Your task: What you return should be each line of the data containing the string "name".

Entries supplied:
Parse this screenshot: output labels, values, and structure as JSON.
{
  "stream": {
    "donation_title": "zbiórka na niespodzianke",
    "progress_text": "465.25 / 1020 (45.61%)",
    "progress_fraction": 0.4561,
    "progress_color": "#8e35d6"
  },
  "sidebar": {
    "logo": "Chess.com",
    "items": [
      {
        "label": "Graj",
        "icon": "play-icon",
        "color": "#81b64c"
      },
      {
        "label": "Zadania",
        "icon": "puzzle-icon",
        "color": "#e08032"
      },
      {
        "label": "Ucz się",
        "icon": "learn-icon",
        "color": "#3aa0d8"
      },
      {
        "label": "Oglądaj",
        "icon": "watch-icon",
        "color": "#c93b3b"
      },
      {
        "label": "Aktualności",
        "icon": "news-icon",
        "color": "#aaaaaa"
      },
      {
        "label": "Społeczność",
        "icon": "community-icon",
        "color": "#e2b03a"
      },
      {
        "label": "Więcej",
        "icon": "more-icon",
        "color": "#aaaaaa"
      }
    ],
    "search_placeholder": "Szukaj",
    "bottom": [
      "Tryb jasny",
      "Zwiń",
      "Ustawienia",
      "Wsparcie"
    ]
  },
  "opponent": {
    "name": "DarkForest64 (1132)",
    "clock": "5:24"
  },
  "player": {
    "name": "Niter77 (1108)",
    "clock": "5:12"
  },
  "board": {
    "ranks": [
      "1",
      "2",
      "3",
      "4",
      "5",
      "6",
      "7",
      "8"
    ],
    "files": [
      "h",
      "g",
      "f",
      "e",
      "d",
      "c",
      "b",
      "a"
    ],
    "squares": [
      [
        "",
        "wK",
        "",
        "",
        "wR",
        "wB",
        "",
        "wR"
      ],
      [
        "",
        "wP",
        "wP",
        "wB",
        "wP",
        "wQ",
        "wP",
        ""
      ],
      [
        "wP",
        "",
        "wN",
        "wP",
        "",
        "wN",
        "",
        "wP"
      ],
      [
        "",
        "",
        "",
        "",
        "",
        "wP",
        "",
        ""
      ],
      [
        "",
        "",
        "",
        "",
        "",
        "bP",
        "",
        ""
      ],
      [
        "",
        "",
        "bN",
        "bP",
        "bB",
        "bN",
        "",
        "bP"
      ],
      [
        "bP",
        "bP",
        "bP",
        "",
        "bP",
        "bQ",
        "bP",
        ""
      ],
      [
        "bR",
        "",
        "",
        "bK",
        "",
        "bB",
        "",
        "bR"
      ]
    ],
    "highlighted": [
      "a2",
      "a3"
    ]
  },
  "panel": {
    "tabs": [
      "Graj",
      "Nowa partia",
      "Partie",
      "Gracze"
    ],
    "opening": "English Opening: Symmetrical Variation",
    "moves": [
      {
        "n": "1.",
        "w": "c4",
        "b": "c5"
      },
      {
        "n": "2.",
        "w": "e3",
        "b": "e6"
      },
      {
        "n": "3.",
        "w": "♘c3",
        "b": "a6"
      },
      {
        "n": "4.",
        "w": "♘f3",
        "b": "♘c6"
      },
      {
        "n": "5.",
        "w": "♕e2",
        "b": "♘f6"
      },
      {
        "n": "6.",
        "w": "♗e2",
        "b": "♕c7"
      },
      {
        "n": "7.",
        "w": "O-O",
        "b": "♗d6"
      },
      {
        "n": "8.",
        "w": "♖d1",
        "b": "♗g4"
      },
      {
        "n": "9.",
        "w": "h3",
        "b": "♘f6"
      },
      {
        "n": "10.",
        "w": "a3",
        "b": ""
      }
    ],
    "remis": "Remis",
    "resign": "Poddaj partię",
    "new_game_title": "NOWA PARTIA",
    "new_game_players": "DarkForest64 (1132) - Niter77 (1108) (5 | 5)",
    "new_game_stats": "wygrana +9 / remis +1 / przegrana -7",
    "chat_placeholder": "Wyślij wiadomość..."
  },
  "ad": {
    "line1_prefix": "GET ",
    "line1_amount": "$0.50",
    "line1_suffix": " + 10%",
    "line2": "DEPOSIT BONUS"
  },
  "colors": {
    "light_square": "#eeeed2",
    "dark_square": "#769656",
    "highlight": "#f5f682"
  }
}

Result for this task:
    "name": "DarkForest64 (1132)",
    "name": "Niter77 (1108)",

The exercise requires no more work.